— Sky Sports News (@SkySportsNews) December 14, 2012
This hit the Twitter only moments ago. Granted, it’s much more encouraging than the club’s £197.5m posted loss from 2010-11. Apparently a lot of has to do with “increased investment,” and, according to the BBC, a sponsorship deal with Etihad Airways raised their commercial revenue from £48.5m to £97m.
The Manchester City report adds:
“With a relatively young squad that has won an FA Cup and a Barclays Premier League in consecutive seasons, our recruitment needs have been reduced.
“As a result, the amortisation of player contracts and the net impact of player trading on the club’s bottom line has decreased by 27% (£30.3m) over the previous year, consistent with our belief that the peak of the club’s investment in its playing squad has passed.”
Except, at the same time, player wages have increased from £153.7m to £178.2m.
Anyway, the underlying point is that City’s backers have the funds to cushion a near-100 million pound loss. I’ve said this countless times, but let me say it again. Clubs that spend well in excess of what they earn in revenue help drive up the average wages/transfer fees for elite players.
A club that is willing to offer transfer fees and wages it cannot afford drives up the average transfer fees on the open market. If City can simply pull a number out of the blue to pay for an elite player, regardless of whether the club can afford said player, it raises the average cost for all clubs across the board, including those without the infinite funds of a City.
This inflation has a trickle-down effect throughout the league and lower divisions. Transfer market fees and wages have been artificially high for a long time now on the back of investors swallowing losses. It’s encouraging City have put their mad-cap spending period behind them, perhaps in order to shore up commercial opportunities with some short-term success, including last year’s dramatic league title.

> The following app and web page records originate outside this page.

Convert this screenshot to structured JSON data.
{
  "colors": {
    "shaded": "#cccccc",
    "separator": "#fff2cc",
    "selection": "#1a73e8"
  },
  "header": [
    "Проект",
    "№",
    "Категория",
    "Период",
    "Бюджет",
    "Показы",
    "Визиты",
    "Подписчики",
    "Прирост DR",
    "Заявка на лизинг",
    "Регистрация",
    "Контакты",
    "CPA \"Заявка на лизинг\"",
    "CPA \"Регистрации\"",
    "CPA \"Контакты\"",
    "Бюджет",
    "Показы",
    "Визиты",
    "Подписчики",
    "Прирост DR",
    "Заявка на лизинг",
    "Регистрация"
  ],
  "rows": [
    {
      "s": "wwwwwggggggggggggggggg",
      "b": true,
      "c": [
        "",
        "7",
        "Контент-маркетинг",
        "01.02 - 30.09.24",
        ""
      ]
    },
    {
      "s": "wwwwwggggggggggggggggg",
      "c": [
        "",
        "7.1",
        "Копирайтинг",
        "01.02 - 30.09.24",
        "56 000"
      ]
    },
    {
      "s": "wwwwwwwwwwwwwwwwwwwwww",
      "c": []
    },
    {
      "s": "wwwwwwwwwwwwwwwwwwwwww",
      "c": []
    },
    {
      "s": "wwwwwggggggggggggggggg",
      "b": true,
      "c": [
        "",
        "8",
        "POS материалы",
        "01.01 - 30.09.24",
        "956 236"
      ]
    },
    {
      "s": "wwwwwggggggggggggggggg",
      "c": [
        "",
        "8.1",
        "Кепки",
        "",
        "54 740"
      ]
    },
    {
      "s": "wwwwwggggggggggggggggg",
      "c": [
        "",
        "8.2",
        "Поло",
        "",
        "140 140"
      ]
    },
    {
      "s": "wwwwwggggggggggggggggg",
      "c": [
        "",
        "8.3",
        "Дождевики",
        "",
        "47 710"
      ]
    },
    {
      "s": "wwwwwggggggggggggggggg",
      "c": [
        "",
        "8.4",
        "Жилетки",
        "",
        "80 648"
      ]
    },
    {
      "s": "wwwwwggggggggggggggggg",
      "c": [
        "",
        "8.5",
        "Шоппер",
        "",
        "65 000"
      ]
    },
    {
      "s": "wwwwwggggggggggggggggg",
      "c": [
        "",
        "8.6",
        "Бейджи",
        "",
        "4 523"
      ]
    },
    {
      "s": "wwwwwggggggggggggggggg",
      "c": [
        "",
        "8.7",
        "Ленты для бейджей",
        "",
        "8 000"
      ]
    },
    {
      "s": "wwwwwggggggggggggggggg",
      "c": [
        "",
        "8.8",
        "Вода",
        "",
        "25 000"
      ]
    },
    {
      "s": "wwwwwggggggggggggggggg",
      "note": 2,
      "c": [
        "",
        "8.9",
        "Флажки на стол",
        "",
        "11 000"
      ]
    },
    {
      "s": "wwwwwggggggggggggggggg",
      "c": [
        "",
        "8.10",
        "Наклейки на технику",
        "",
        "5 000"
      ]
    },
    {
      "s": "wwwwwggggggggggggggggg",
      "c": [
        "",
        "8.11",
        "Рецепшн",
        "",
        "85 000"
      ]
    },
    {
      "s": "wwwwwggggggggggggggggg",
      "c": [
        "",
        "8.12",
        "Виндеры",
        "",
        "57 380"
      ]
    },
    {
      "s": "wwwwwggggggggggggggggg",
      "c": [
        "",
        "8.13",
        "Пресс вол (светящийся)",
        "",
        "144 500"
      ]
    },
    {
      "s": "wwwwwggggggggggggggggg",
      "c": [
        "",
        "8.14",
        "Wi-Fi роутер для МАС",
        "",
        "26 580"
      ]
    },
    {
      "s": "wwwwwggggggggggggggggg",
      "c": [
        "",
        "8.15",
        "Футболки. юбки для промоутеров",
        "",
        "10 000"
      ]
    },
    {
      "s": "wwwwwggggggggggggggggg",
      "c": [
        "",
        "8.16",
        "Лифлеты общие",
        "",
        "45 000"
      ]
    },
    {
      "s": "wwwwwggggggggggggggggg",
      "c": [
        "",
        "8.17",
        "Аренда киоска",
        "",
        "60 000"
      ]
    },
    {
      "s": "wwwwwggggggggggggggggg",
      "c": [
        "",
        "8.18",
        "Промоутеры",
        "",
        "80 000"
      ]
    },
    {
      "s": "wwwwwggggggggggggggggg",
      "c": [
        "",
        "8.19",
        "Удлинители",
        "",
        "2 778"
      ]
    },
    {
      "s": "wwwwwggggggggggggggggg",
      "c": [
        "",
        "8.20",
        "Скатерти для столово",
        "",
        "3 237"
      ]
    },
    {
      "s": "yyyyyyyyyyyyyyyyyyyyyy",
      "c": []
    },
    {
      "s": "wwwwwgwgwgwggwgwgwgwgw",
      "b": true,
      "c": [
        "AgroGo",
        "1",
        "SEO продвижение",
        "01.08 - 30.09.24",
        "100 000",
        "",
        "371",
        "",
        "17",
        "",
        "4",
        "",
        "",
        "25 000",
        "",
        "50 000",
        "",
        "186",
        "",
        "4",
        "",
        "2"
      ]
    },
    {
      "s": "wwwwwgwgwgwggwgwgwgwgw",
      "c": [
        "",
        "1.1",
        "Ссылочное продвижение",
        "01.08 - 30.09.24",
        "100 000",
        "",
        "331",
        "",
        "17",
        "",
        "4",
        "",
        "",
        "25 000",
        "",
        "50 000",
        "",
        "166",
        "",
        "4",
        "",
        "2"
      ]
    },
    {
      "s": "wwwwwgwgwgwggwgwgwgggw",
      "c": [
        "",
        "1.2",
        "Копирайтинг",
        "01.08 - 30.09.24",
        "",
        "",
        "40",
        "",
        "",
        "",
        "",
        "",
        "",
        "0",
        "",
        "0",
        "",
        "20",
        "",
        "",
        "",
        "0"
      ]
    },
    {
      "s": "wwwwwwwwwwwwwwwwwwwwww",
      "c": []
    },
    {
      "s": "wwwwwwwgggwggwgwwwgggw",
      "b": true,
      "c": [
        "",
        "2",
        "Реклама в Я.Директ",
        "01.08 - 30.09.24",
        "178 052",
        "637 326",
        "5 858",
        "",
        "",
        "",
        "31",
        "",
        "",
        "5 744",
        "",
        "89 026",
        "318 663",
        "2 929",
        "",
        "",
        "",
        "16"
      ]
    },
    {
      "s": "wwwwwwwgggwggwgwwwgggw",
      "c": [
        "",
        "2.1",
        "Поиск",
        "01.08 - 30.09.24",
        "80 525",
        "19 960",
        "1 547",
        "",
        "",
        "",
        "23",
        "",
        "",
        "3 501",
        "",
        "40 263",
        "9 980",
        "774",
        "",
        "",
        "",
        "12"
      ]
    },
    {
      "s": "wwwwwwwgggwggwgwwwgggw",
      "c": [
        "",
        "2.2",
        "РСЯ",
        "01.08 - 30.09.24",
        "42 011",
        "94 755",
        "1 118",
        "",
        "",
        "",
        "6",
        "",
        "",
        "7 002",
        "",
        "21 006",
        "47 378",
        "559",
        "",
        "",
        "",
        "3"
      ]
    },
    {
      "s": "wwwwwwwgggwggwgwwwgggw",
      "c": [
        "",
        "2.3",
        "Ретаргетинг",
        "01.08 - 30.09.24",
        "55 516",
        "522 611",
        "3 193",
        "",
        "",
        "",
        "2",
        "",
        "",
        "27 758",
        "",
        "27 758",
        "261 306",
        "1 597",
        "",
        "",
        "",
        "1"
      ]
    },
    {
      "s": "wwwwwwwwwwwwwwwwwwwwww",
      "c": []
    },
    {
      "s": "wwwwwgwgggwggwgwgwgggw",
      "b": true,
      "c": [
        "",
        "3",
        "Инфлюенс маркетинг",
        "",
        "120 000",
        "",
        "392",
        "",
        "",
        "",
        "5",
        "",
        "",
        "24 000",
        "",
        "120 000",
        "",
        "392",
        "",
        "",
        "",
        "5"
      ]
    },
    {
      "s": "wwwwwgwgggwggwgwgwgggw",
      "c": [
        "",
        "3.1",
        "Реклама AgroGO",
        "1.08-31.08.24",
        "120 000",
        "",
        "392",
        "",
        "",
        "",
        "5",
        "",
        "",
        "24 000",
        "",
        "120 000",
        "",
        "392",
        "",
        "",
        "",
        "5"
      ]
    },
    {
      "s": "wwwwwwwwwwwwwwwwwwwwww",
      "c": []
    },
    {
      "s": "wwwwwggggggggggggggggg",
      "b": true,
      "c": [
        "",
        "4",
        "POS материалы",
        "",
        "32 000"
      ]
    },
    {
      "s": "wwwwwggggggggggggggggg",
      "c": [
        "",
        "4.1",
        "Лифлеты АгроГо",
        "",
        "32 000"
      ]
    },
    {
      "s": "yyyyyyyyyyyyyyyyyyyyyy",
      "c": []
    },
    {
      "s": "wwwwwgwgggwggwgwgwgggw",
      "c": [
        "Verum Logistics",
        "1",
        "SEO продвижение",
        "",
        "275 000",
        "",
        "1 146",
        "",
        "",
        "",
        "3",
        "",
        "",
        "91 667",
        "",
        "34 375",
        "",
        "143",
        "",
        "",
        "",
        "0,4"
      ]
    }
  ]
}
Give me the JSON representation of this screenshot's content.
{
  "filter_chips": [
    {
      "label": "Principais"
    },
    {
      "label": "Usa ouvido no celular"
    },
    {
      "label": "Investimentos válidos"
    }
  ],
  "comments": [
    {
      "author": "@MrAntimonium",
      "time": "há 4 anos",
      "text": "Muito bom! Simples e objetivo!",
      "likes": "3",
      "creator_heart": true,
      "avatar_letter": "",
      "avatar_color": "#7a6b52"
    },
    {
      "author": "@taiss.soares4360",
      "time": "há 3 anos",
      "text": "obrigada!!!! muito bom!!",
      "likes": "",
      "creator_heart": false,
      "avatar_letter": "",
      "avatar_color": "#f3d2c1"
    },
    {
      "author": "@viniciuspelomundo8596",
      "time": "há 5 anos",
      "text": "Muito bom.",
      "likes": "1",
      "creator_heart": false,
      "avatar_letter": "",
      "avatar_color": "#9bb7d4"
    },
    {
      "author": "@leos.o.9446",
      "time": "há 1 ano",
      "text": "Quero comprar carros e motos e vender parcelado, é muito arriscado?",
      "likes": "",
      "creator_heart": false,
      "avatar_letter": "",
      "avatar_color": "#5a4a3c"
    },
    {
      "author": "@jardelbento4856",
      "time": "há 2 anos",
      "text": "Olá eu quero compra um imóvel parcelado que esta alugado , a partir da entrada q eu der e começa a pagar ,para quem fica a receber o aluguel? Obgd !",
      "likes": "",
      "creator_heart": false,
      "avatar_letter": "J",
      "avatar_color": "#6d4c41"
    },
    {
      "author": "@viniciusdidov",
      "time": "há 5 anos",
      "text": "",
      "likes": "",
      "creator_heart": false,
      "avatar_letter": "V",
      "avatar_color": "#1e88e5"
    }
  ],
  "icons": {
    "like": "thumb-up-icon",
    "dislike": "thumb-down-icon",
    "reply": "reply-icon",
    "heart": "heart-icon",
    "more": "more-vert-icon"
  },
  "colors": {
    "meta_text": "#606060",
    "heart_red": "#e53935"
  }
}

But the deal with Etihad indicates a likely trend of clubs by-passing investor doping through friendly sponsorship deals from friends with common interests (Gazprom!). Despite the hope, Financial Fair Play may not provide enough heft in helping to calm wage and transfer fee inflation.